"Whether religion is failing to provide answers or science is unsettling the doctrine, surveys report about two out of three Americans believe the nation is morally misguided. The traditional canon of ethics—hard work, marriage and family, steady progress to well defined goals—is eroding. Polls suggest we are increasingly suspicious of others, and, except for those who came of age soon after World War II, each succeeding generation has reported a greater mistrust of human nature. Periodic polls by U.S. News & World Report and others find that about eight in ten Americans consider incivility a serious problem that is getting worse, confirming a growing sense of cultural coarseness, an increase in cheating and rudeness.

As the baby boomer generation arrived at middle age, a young aide to President Bill Clinton described it as "the most self-centered, self-seeking, self-indulgent, self-aggrandizing generation in history." Surveys report the boomers' kids are arriving at college, record numbers of them the product of divorce and enveloped by apathy, particularly when it comes to political and social issues. Membership in civic organizations has eroded, while the clergy, the courts, most government agencies, and many other institutions are increasingly looked upon with suspicion.

Despite sustained prosperity, Americans say they are overworked and underhappy. According to U.S. Department of Labor data and international reports, Americans were toiling seventy hours more a year than even the hard-working Japanese, seven weeks longer in just the last decade, and a remarkable nine weeks more than the average European. "Stressed out" is now the norm.
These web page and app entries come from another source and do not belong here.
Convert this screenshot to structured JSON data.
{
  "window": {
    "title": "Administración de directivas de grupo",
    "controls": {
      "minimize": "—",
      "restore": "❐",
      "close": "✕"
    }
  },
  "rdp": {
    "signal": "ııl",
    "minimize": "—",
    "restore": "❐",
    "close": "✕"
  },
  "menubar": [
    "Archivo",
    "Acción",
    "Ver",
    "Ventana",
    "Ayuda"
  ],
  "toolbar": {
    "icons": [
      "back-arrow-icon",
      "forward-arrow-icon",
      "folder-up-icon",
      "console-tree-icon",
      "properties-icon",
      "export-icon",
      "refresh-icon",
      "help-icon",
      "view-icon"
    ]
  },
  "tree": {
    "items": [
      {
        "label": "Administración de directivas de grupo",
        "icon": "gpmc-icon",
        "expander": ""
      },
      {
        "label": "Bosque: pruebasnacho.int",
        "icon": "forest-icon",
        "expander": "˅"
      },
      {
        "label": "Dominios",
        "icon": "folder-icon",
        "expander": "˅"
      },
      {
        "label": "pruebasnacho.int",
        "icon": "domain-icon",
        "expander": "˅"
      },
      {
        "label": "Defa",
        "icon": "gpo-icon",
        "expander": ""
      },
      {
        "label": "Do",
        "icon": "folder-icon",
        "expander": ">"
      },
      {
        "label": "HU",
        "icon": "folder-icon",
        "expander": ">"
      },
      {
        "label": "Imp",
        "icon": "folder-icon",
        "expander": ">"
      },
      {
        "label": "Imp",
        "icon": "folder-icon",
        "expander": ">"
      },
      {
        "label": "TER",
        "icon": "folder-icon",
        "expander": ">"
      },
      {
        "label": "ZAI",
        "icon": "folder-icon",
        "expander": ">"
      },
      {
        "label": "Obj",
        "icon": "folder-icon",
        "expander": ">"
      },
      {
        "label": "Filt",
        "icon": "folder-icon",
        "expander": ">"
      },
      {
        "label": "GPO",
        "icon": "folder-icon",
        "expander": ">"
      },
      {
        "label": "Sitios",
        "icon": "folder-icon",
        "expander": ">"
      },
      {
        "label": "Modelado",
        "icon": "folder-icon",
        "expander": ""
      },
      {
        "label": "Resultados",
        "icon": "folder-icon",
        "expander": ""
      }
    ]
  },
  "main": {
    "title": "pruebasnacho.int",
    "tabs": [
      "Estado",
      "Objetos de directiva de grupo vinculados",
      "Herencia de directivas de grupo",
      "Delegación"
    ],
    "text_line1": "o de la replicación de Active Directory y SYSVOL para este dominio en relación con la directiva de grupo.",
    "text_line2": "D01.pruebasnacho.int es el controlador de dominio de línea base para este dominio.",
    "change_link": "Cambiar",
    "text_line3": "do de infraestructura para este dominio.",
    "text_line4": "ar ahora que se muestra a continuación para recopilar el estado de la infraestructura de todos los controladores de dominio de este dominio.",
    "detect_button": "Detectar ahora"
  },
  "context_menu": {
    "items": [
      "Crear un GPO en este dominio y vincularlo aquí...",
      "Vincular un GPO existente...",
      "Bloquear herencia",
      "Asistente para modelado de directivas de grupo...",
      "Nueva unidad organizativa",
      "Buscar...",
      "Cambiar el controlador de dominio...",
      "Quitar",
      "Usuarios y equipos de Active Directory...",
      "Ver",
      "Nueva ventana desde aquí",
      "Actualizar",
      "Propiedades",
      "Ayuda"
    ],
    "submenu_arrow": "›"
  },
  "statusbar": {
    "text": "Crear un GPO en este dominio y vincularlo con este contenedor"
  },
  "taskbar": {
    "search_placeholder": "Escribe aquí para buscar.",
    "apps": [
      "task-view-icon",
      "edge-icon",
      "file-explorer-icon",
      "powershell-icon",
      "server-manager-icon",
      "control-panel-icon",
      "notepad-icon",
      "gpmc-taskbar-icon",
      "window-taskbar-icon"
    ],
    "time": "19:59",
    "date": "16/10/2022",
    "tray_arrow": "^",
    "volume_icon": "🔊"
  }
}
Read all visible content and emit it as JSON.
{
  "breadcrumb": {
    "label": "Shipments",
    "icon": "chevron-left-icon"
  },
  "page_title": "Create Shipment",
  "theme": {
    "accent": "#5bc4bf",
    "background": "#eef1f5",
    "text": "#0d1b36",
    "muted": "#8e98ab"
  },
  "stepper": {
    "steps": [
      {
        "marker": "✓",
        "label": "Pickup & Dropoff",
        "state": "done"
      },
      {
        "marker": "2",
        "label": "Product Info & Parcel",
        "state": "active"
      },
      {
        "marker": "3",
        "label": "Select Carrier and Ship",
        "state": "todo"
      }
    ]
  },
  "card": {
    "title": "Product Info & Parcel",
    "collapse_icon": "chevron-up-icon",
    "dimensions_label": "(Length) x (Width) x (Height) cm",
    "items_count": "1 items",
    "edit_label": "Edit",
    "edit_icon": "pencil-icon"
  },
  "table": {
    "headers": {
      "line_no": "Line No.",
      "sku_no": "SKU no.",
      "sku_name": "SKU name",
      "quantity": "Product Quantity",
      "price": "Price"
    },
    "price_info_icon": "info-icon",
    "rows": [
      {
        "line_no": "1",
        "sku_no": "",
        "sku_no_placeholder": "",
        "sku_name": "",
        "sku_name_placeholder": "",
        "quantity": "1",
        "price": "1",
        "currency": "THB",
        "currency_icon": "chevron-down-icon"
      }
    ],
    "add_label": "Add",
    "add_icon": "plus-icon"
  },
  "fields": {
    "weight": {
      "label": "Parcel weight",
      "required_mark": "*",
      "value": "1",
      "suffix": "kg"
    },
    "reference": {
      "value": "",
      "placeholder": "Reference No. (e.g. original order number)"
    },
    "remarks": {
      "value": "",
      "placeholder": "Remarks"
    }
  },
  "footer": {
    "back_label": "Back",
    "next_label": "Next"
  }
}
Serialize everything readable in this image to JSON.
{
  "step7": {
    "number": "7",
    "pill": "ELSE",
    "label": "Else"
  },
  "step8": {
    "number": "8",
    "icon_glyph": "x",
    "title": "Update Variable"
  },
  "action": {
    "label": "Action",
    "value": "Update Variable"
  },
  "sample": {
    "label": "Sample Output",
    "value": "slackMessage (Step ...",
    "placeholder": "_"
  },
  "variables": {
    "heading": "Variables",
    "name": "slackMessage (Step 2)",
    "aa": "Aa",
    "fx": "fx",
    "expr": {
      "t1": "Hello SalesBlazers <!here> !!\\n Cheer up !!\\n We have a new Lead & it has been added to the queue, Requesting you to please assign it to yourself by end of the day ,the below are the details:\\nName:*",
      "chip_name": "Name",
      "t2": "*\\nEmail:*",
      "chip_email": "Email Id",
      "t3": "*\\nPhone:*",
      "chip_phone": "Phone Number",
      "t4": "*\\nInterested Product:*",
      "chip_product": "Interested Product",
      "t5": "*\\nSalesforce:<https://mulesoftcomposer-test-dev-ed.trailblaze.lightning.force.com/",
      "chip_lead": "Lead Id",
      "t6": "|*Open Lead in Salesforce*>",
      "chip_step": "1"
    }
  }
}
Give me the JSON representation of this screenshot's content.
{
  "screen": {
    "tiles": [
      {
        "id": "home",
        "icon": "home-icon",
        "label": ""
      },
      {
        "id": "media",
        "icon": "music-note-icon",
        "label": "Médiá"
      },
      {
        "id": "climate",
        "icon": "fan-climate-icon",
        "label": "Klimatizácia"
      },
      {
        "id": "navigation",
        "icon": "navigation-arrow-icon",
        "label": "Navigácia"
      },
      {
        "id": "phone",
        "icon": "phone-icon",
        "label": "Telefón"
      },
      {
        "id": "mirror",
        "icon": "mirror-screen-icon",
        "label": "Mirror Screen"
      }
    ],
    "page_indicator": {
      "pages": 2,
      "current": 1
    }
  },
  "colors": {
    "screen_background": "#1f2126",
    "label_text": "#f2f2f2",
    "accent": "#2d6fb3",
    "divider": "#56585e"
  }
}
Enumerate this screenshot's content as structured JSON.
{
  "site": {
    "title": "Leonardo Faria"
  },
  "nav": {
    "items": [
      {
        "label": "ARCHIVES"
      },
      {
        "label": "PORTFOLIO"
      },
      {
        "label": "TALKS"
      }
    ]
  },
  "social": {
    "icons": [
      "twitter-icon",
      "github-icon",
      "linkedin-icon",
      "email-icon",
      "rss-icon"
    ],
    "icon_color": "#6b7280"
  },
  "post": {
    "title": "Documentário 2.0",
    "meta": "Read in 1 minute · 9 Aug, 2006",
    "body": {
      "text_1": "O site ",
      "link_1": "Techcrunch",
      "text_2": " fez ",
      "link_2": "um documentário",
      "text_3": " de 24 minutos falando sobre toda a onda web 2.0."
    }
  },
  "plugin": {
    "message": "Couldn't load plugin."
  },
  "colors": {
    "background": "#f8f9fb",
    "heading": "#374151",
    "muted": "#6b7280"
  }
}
At any one time, in what is sometimes referred to as an epidemic, a fifth of Americans report being depressed, lonely, or upset, most often resulting from relationship problems and marital strains. It is estimated that as many as thirty million Americans take an antidepressant in any given year. Although definitions of mental illness can be exceptionally broad, one study conducted by the University of Michigan reported that fully one in four Americans met the criteria for having a mental disorder in 2004. More than a third of Americans will experience some form of sexual dysfunction, and a quarter of the nation's population admits to having approached the edge of mental breakdown at least once. Most doctor visits now involve stress-related complaints, while big segments of the American public endure acute anxiety, experience panic attacks, or suffer from major phobias. More than twenty-six million people live alone.

The overall shift to detached, high-tech urban lifestyles has cut us off from the rhythms of nature, distanced us from the wisdom of instinct and the innate sense of our own bodies. We have relinquished the moral anchor of traditional religion, and in an anonymous cityscape of vertical caves, we have become unhooked from our kin and clan as well. Many Americans feel like strangers in the crowded Global City, floating digits in cyberspace. Accountable to no one, morality becomes whatever you can get away with. We drift like ethical flotsam on a sea of moral relativity. Finally, ego alone triumphs.

A mantra of our time, "be all that you can be," has come to mean, essentially, "I gotta be me." Many of us, especially youngsters, find ourselves navigating through permissive value systems that spurn responsibility in favor of personal fulfillment. We don't think we owe much of anything to anybody; too often we think we're entitled. In a free-agent economy, we change jobs and neighborhoods without a second thought. In a moral funk, unable to draw deeper meaning into our lives and disconnected from family, we have regressed to a culture of selfishness, to the cult of the individual."